**Exercise**. Every picture should be left out, but the lines below must be repeated exactly.

Dataset rows describing interfaces
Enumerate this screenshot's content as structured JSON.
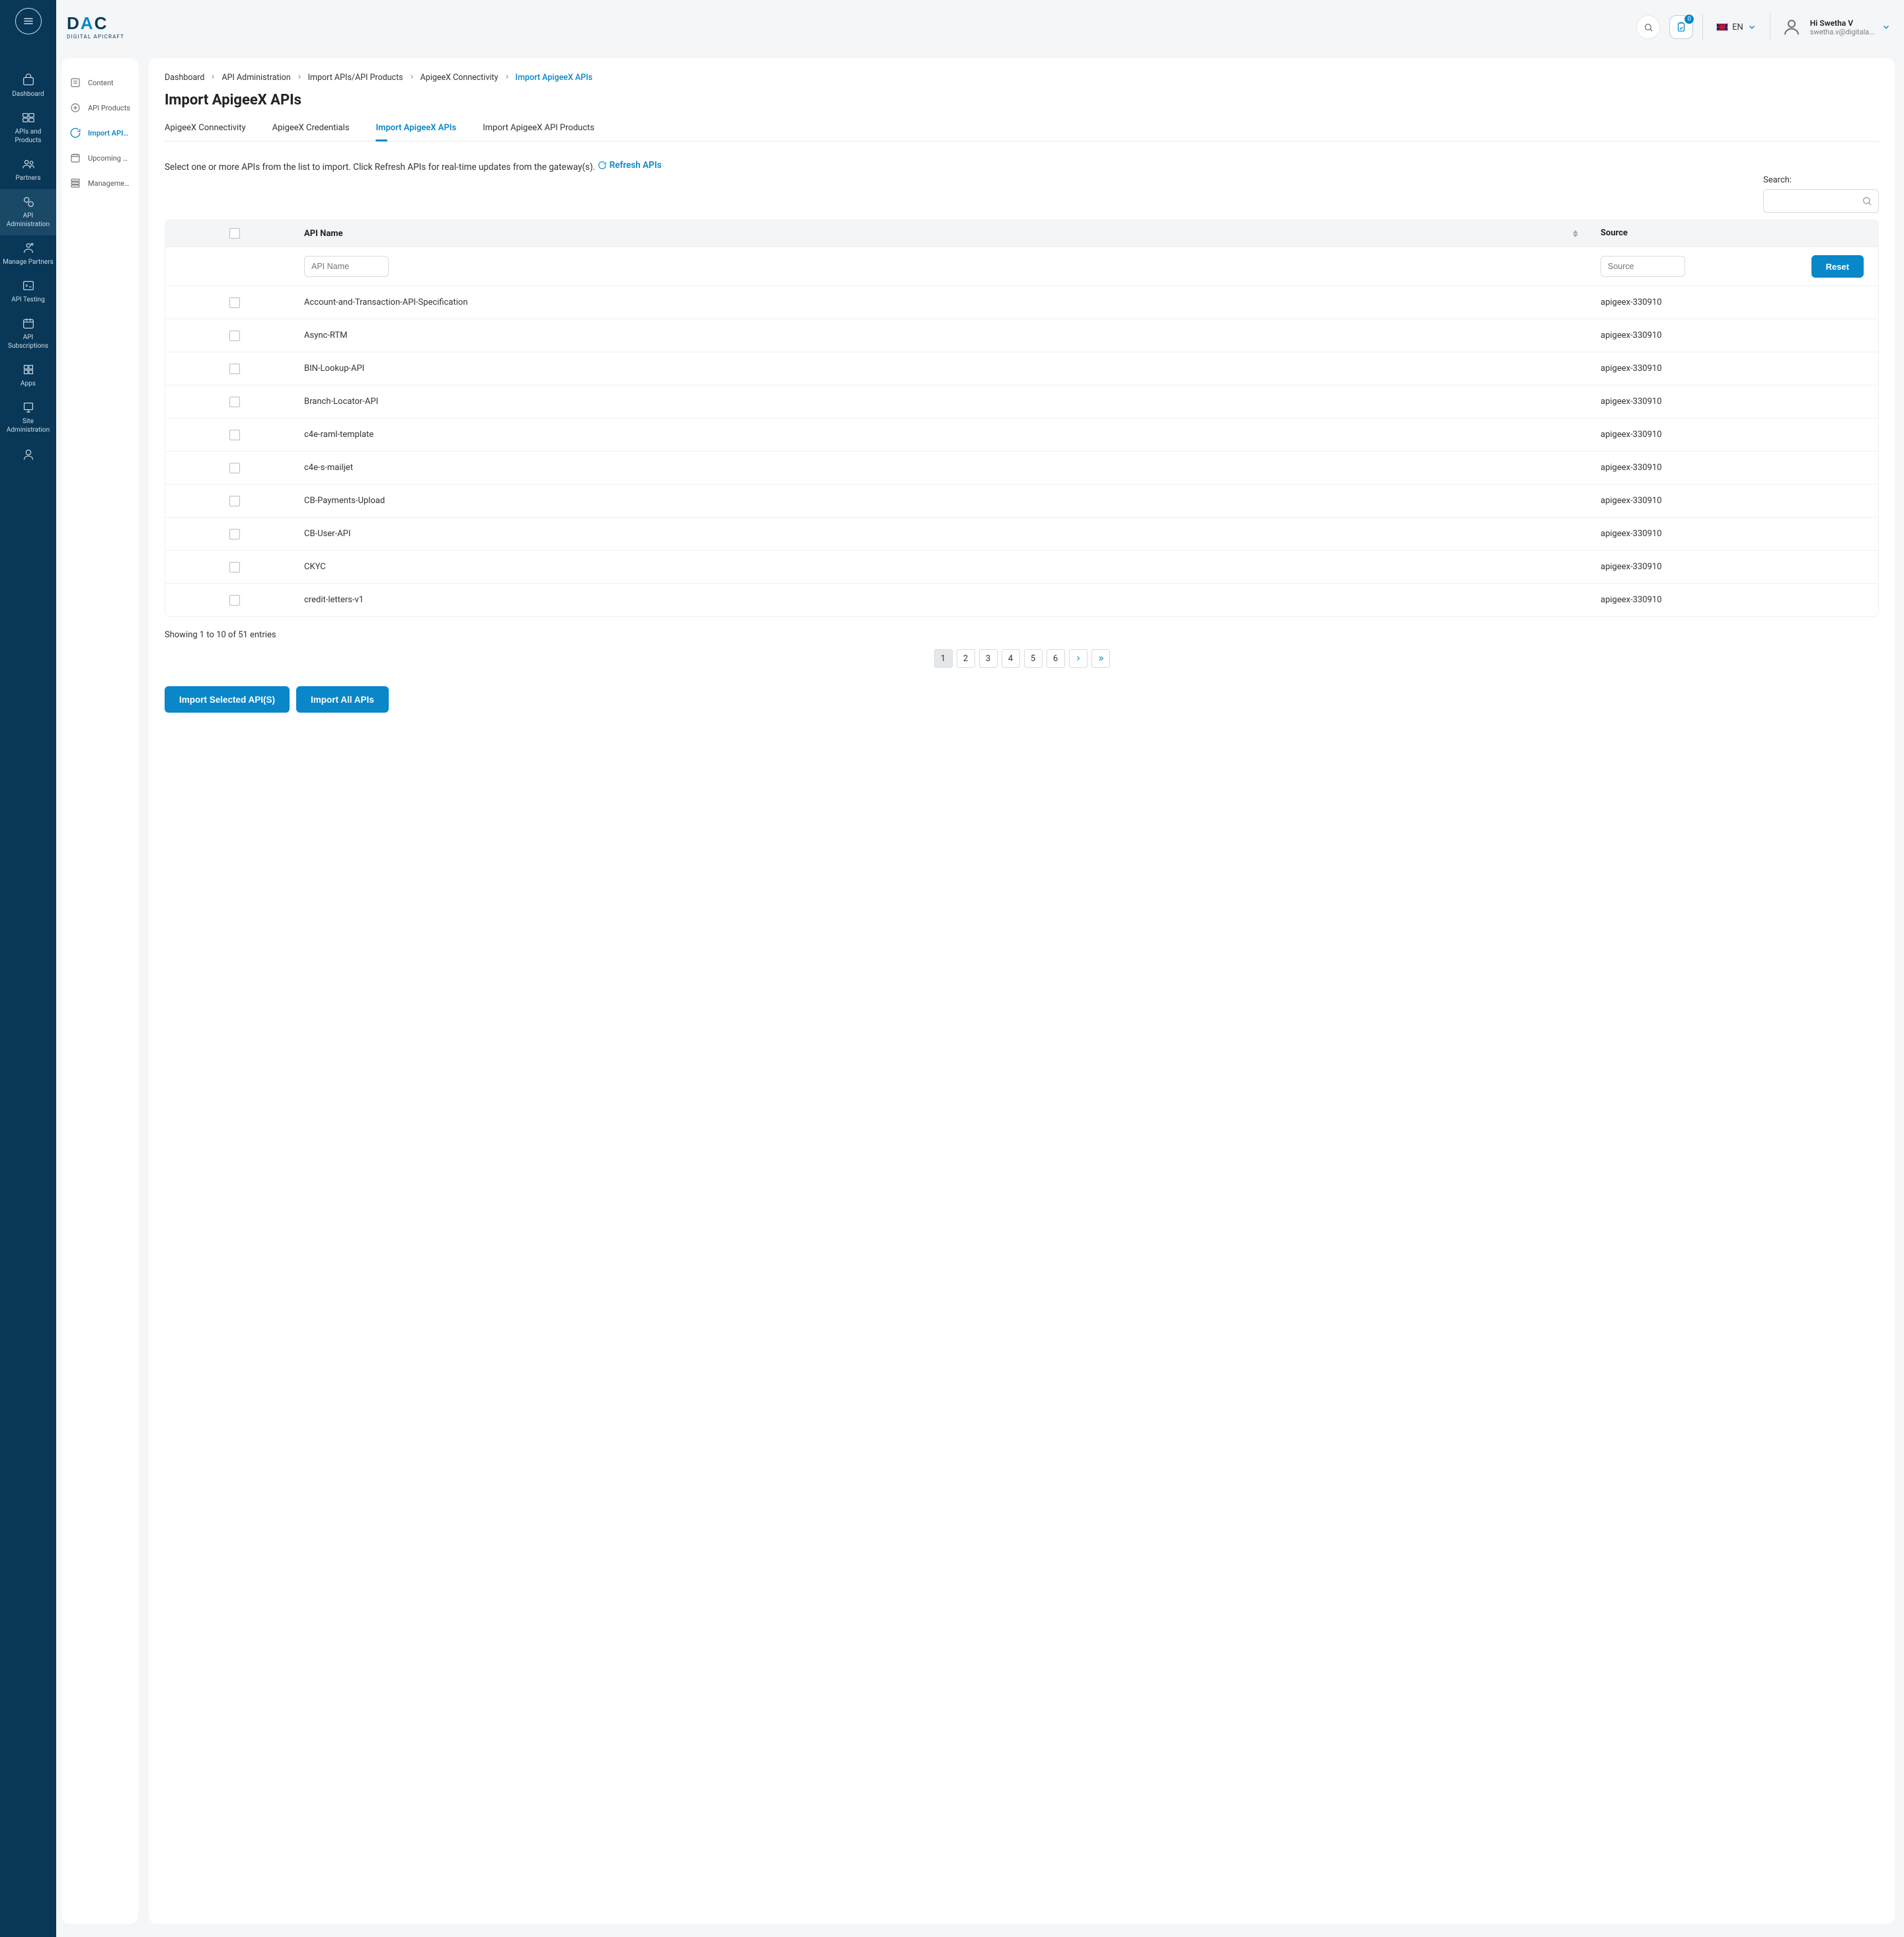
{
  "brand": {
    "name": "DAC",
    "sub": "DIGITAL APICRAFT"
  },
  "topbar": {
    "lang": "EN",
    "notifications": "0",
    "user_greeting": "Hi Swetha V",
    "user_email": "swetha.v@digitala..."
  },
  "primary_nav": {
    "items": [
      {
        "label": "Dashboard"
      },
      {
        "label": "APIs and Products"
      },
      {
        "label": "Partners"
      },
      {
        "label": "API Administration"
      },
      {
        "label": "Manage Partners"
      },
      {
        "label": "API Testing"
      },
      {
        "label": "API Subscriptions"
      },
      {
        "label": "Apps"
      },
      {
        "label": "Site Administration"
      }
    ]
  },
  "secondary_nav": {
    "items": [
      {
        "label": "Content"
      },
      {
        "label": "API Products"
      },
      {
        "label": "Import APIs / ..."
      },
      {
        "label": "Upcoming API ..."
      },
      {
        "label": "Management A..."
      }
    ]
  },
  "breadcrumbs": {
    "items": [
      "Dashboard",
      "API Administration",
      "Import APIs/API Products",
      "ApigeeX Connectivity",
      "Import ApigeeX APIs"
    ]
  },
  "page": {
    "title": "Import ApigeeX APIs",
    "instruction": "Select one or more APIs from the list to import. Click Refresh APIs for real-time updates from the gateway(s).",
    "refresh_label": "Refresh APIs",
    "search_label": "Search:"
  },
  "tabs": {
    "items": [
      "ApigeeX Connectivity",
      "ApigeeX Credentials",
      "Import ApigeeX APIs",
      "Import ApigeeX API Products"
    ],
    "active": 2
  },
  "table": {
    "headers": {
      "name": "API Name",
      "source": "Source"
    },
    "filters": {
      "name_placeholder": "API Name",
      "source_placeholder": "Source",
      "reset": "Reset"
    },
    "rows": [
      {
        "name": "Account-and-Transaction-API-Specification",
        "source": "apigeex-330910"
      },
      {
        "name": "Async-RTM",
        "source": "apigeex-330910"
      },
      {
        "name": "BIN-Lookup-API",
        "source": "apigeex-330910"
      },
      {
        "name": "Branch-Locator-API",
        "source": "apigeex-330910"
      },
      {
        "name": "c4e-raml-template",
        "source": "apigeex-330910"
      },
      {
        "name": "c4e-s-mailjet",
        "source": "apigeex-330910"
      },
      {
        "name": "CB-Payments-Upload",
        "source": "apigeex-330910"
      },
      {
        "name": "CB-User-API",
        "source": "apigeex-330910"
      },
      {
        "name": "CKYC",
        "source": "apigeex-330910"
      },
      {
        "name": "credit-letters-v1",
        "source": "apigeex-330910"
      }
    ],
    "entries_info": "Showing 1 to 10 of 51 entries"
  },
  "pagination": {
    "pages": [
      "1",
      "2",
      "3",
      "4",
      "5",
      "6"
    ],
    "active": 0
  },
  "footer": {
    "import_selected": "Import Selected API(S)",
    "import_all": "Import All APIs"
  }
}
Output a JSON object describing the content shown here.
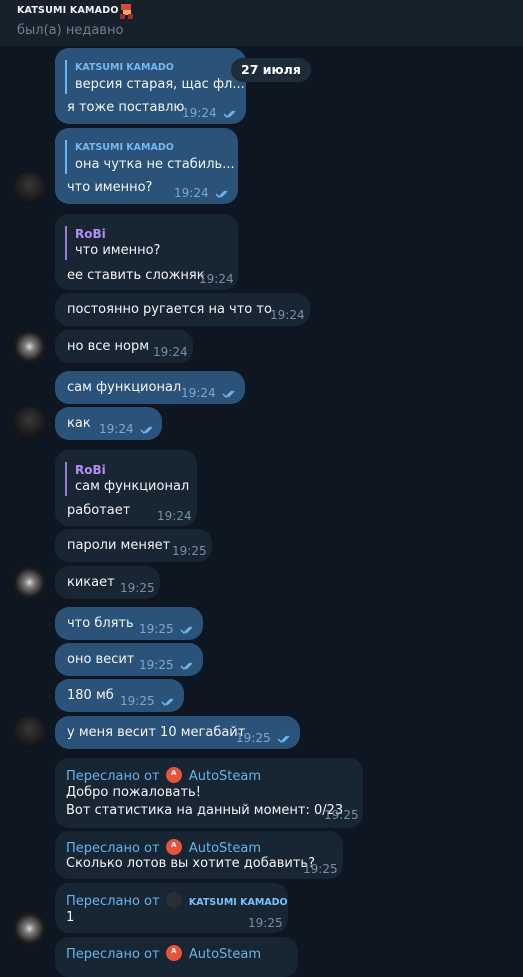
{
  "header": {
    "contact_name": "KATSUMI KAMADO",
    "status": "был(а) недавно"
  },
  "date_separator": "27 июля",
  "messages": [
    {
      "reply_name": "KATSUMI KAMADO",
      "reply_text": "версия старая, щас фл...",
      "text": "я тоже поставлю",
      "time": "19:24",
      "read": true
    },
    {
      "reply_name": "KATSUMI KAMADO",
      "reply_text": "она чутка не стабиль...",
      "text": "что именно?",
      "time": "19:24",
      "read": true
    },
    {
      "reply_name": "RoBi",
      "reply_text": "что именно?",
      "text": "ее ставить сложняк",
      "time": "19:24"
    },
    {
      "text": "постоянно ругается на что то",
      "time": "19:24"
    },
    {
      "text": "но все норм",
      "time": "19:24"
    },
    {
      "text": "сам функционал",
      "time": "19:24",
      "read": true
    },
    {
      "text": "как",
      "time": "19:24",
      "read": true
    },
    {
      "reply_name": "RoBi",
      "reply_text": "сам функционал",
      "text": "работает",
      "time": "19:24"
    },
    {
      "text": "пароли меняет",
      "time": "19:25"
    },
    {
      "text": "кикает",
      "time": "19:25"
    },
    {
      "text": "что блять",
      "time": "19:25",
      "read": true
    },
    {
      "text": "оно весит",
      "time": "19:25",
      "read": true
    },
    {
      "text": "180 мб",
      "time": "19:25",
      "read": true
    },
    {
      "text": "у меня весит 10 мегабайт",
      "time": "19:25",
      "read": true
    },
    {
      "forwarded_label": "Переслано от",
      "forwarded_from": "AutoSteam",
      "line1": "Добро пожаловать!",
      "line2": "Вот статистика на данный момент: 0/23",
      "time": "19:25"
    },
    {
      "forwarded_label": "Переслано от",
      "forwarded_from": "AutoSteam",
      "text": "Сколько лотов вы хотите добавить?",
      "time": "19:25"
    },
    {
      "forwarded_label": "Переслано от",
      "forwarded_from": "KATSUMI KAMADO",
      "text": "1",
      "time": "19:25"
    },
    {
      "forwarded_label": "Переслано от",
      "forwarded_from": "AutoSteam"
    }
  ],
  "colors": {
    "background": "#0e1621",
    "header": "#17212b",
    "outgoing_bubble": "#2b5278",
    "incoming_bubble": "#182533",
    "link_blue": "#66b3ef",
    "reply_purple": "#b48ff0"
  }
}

**Result of the task**.
Enumerate this screenshot's content as structured JSON.
{
  "brand": {
    "name": "DAC",
    "sub": "DIGITAL APICRAFT"
  },
  "topbar": {
    "lang": "EN",
    "notifications": "0",
    "user_greeting": "Hi Swetha V",
    "user_email": "swetha.v@digitala..."
  },
  "primary_nav": {
    "items": [
      {
        "label": "Dashboard"
      },
      {
        "label": "APIs and Products"
      },
      {
        "label": "Partners"
      },
      {
        "label": "API Administration"
      },
      {
        "label": "Manage Partners"
      },
      {
        "label": "API Testing"
      },
      {
        "label": "API Subscriptions"
      },
      {
        "label": "Apps"
      },
      {
        "label": "Site Administration"
      }
    ]
  },
  "secondary_nav": {
    "items": [
      {
        "label": "Content"
      },
      {
        "label": "API Products"
      },
      {
        "label": "Import APIs / ..."
      },
      {
        "label": "Upcoming API ..."
      },
      {
        "label": "Management A..."
      }
    ]
  },
  "breadcrumbs": {
    "items": [
      "Dashboard",
      "API Administration",
      "Import APIs/API Products",
      "ApigeeX Connectivity",
      "Import ApigeeX APIs"
    ]
  },
  "page": {
    "title": "Import ApigeeX APIs",
    "instruction": "Select one or more APIs from the list to import. Click Refresh APIs for real-time updates from the gateway(s).",
    "refresh_label": "Refresh APIs",
    "search_label": "Search:"
  },
  "tabs": {
    "items": [
      "ApigeeX Connectivity",
      "ApigeeX Credentials",
      "Import ApigeeX APIs",
      "Import ApigeeX API Products"
    ],
    "active": 2
  },
  "table": {
    "headers": {
      "name": "API Name",
      "source": "Source"
    },
    "filters": {
      "name_placeholder": "API Name",
      "source_placeholder": "Source",
      "reset": "Reset"
    },
    "rows": [
      {
        "name": "Account-and-Transaction-API-Specification",
        "source": "apigeex-330910"
      },
      {
        "name": "Async-RTM",
        "source": "apigeex-330910"
      },
      {
        "name": "BIN-Lookup-API",
        "source": "apigeex-330910"
      },
      {
        "name": "Branch-Locator-API",
        "source": "apigeex-330910"
      },
      {
        "name": "c4e-raml-template",
        "source": "apigeex-330910"
      },
      {
        "name": "c4e-s-mailjet",
        "source": "apigeex-330910"
      },
      {
        "name": "CB-Payments-Upload",
        "source": "apigeex-330910"
      },
      {
        "name": "CB-User-API",
        "source": "apigeex-330910"
      },
      {
        "name": "CKYC",
        "source": "apigeex-330910"
      },
      {
        "name": "credit-letters-v1",
        "source": "apigeex-330910"
      }
    ],
    "entries_info": "Showing 1 to 10 of 51 entries"
  },
  "pagination": {
    "pages": [
      "1",
      "2",
      "3",
      "4",
      "5",
      "6"
    ],
    "active": 0
  },
  "footer": {
    "import_selected": "Import Selected API(S)",
    "import_all": "Import All APIs"
  }
}
Output a JSON object describing the content shown here.
{
  "header": {
    "contact_name": "KATSUMI KAMADO",
    "status": "был(а) недавно"
  },
  "date_separator": "27 июля",
  "messages": [
    {
      "reply_name": "KATSUMI KAMADO",
      "reply_text": "версия старая, щас фл...",
      "text": "я тоже поставлю",
      "time": "19:24",
      "read": true
    },
    {
      "reply_name": "KATSUMI KAMADO",
      "reply_text": "она чутка не стабиль...",
      "text": "что именно?",
      "time": "19:24",
      "read": true
    },
    {
      "reply_name": "RoBi",
      "reply_text": "что именно?",
      "text": "ее ставить сложняк",
      "time": "19:24"
    },
    {
      "text": "постоянно ругается на что то",
      "time": "19:24"
    },
    {
      "text": "но все норм",
      "time": "19:24"
    },
    {
      "text": "сам функционал",
      "time": "19:24",
      "read": true
    },
    {
      "text": "как",
      "time": "19:24",
      "read": true
    },
    {
      "reply_name": "RoBi",
      "reply_text": "сам функционал",
      "text": "работает",
      "time": "19:24"
    },
    {
      "text": "пароли меняет",
      "time": "19:25"
    },
    {
      "text": "кикает",
      "time": "19:25"
    },
    {
      "text": "что блять",
      "time": "19:25",
      "read": true
    },
    {
      "text": "оно весит",
      "time": "19:25",
      "read": true
    },
    {
      "text": "180 мб",
      "time": "19:25",
      "read": true
    },
    {
      "text": "у меня весит 10 мегабайт",
      "time": "19:25",
      "read": true
    },
    {
      "forwarded_label": "Переслано от",
      "forwarded_from": "AutoSteam",
      "line1": "Добро пожаловать!",
      "line2": "Вот статистика на данный момент: 0/23",
      "time": "19:25"
    },
    {
      "forwarded_label": "Переслано от",
      "forwarded_from": "AutoSteam",
      "text": "Сколько лотов вы хотите добавить?",
      "time": "19:25"
    },
    {
      "forwarded_label": "Переслано от",
      "forwarded_from": "KATSUMI KAMADO",
      "text": "1",
      "time": "19:25"
    },
    {
      "forwarded_label": "Переслано от",
      "forwarded_from": "AutoSteam"
    }
  ],
  "colors": {
    "background": "#0e1621",
    "header": "#17212b",
    "outgoing_bubble": "#2b5278",
    "incoming_bubble": "#182533",
    "link_blue": "#66b3ef",
    "reply_purple": "#b48ff0"
  }
}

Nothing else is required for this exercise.